January 30, 2008
Identity politics, feminism, and the election
I’ve mostly been quiet on this subject because others have been covering it well, and because it’s difficult for me to voice exactly what I’m thinking. When it comes down to it, I’m torn. I’m still bitter about Hillary Clinton’s Marie Claire interview (evidently I’m far more likely to hold a grudge when it comes to politics than I am in my personal life, which has been an interesting thing to discover about myself), and, quite simply, Clinton’s politics are far more moderate than those of my ideal candidate (as Melissa McEwan put it, Clinton is “arguably the least progressive of the three Democratic front-runners,” which she explains further in the third linked post above).
Of course, my ideal candidate doesn’t appear to exist, and just as I’m afraid that, if elected, Clinton will bend to the will of the right wing more than I would prefer, similar concerns exist for Obama. So, even without the issue of identity politics, I would be torn. (On a tangentially related note, I can’t help but wonder whether Edwards isn’t getting as much press as the other two because he’s not doing as well — or if he’s not doing as well as the other two because he’s not getting as much press.)
But the issue of identity politics is front and center during this primary season. On one hand, I very much like the idea of — as Liss put it — “repudiating institutional misogyny by supporting the female candidate.” I, too, will celebrate and cheer and blub when we inaugurate our first female President. And so, in that respect, I’m excited about the Clinton campaign. Still, what really bothers me is this idea that the fact that Hillary Rodham Clinton and I are the same gender should negate any concerns I have, and trump any other issues I care about. Margaret Cho posted about that idea a few days ago:
I too am insulted at the idea that just because I am a person of color and a woman that I should be expected to automatically vote for Obama or Hillary. Why are white men allowed to look at the issues and judge for themselves and the rest of us are expected to take sides grade school style? That is racist and sexist and dumb. That is like if all the stupid people voted for Huckabee (please God let this not happen).
I’ve been trying to just sort of shut out the campaign noise and look at the issues, but I’m torn nevertheless.
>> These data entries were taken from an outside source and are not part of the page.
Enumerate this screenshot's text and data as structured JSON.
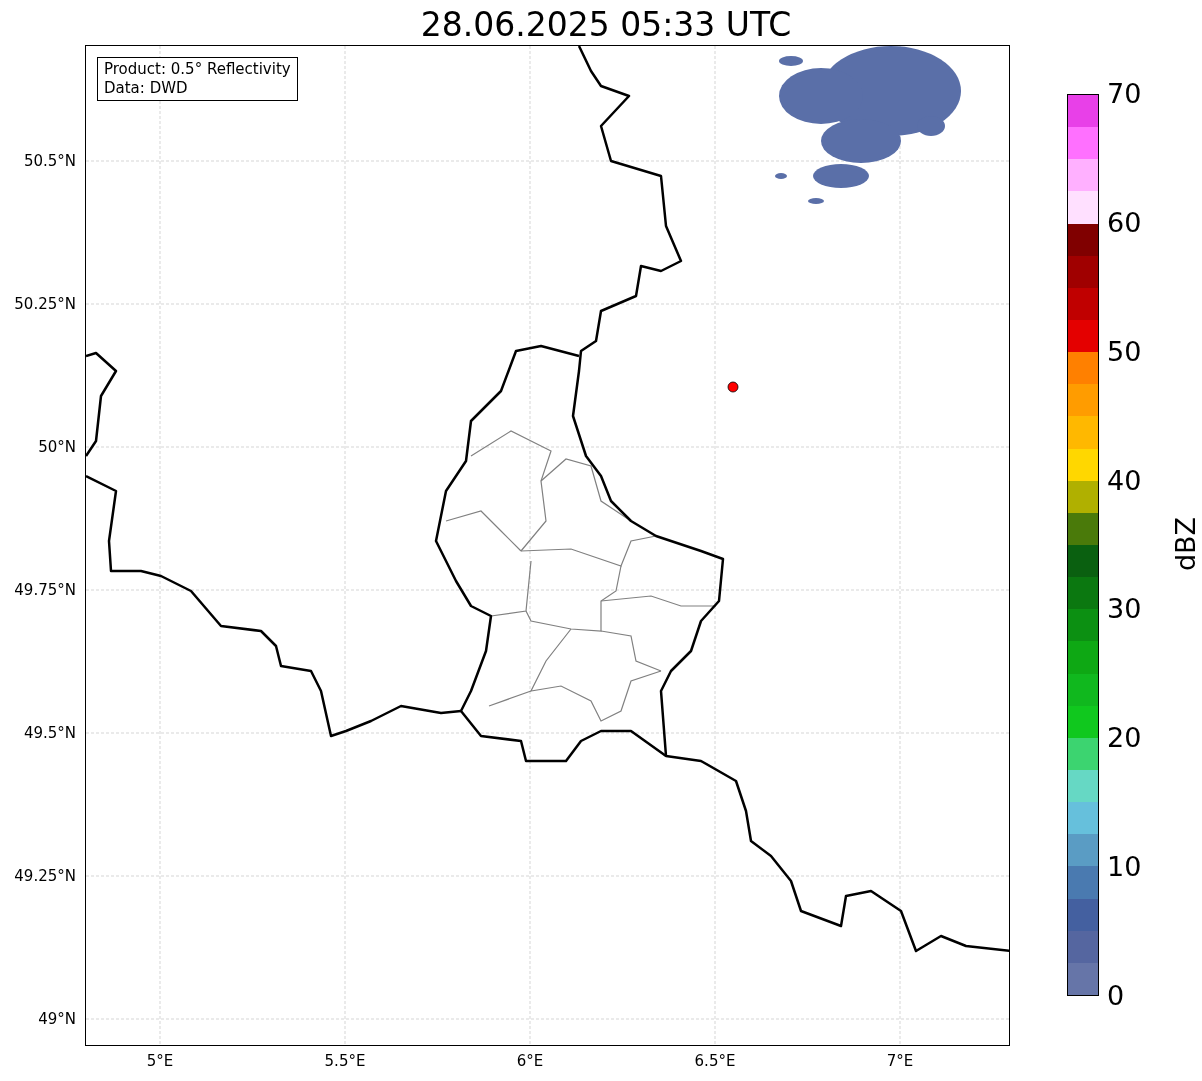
{
  "title": "28.06.2025 05:33 UTC",
  "info_box": [
    "Product: 0.5° Reflectivity",
    "Data: DWD"
  ],
  "y_ticks": [
    "50.5°N",
    "50.25°N",
    "50°N",
    "49.75°N",
    "49.5°N",
    "49.25°N",
    "49°N"
  ],
  "x_ticks": [
    "5°E",
    "5.5°E",
    "6°E",
    "6.5°E",
    "7°E"
  ],
  "colorbar": {
    "label": "dBZ",
    "ticks": [
      "70",
      "60",
      "50",
      "40",
      "30",
      "20",
      "10",
      "0"
    ],
    "bands": [
      {
        "color": "#e840e8"
      },
      {
        "color": "#ff70ff"
      },
      {
        "color": "#ffb0ff"
      },
      {
        "color": "#ffe0ff"
      },
      {
        "color": "#800000"
      },
      {
        "color": "#a00000"
      },
      {
        "color": "#c00000"
      },
      {
        "color": "#e40000"
      },
      {
        "color": "#ff8000"
      },
      {
        "color": "#ff9c00"
      },
      {
        "color": "#ffb800"
      },
      {
        "color": "#ffd700"
      },
      {
        "color": "#b0b000"
      },
      {
        "color": "#4a7a0a"
      },
      {
        "color": "#0a6010"
      },
      {
        "color": "#0b7810"
      },
      {
        "color": "#0c9012"
      },
      {
        "color": "#0ea814"
      },
      {
        "color": "#10b81e"
      },
      {
        "color": "#10c81e"
      },
      {
        "color": "#3cd470"
      },
      {
        "color": "#66d8c4"
      },
      {
        "color": "#66c0dc"
      },
      {
        "color": "#5a9cc4"
      },
      {
        "color": "#4a7ab0"
      },
      {
        "color": "#4460a0"
      },
      {
        "color": "#5566a0"
      },
      {
        "color": "#6675a8"
      }
    ]
  }
}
Liss captures some of my concerns quite well in the Shakesville post I quoted from before:
When a woman, as Kate did here, talks about Hillary’s femaleness as a potentially deciding factor in whether to support her, it has nothing to do with “Vagina Voting.” There’s absolutely no reason to presume that an intelligent, rational, progressive woman who says she’s leaning toward Hillary because she’s a woman hasn’t already taken into consideration all the political implications of that decision.
And if you are making that presumption—if you hear a woman you know to be politically astute saying, “I’m leaning toward Hillary now because she’s a woman,” and you say, “Well, choose her because she’s got the best policies, not because she’s got ovaries!”—you need to stop and ask yourself why you feel compelled to issue that caveat, despite its manifest insult to the intelligence of any woman at whom it is directed.
It’s absolutely legitimate for Hillary’s sex to be one’s deciding factor, and no less legitimate than citing John Edwards being a millworker’s son who knows what it’s like to be working class as one’s deciding factor. Though, strangely, no one accuses anyone of overlooking all his policies if they honor his background thusly.
I don’t have any conclusions to draw in this post; it’s largely just me thinking out loud (as it were). I do think the issue as a whole demonstrates the ways in which women and people of color still have a long way to go before we’re genuinely accepted as full-fledged members of society.
Which makes me think of one final tangent: how long before we have a non-Christian (at least nominally speaking) presidential candidate? How about a Queer presidential candidate?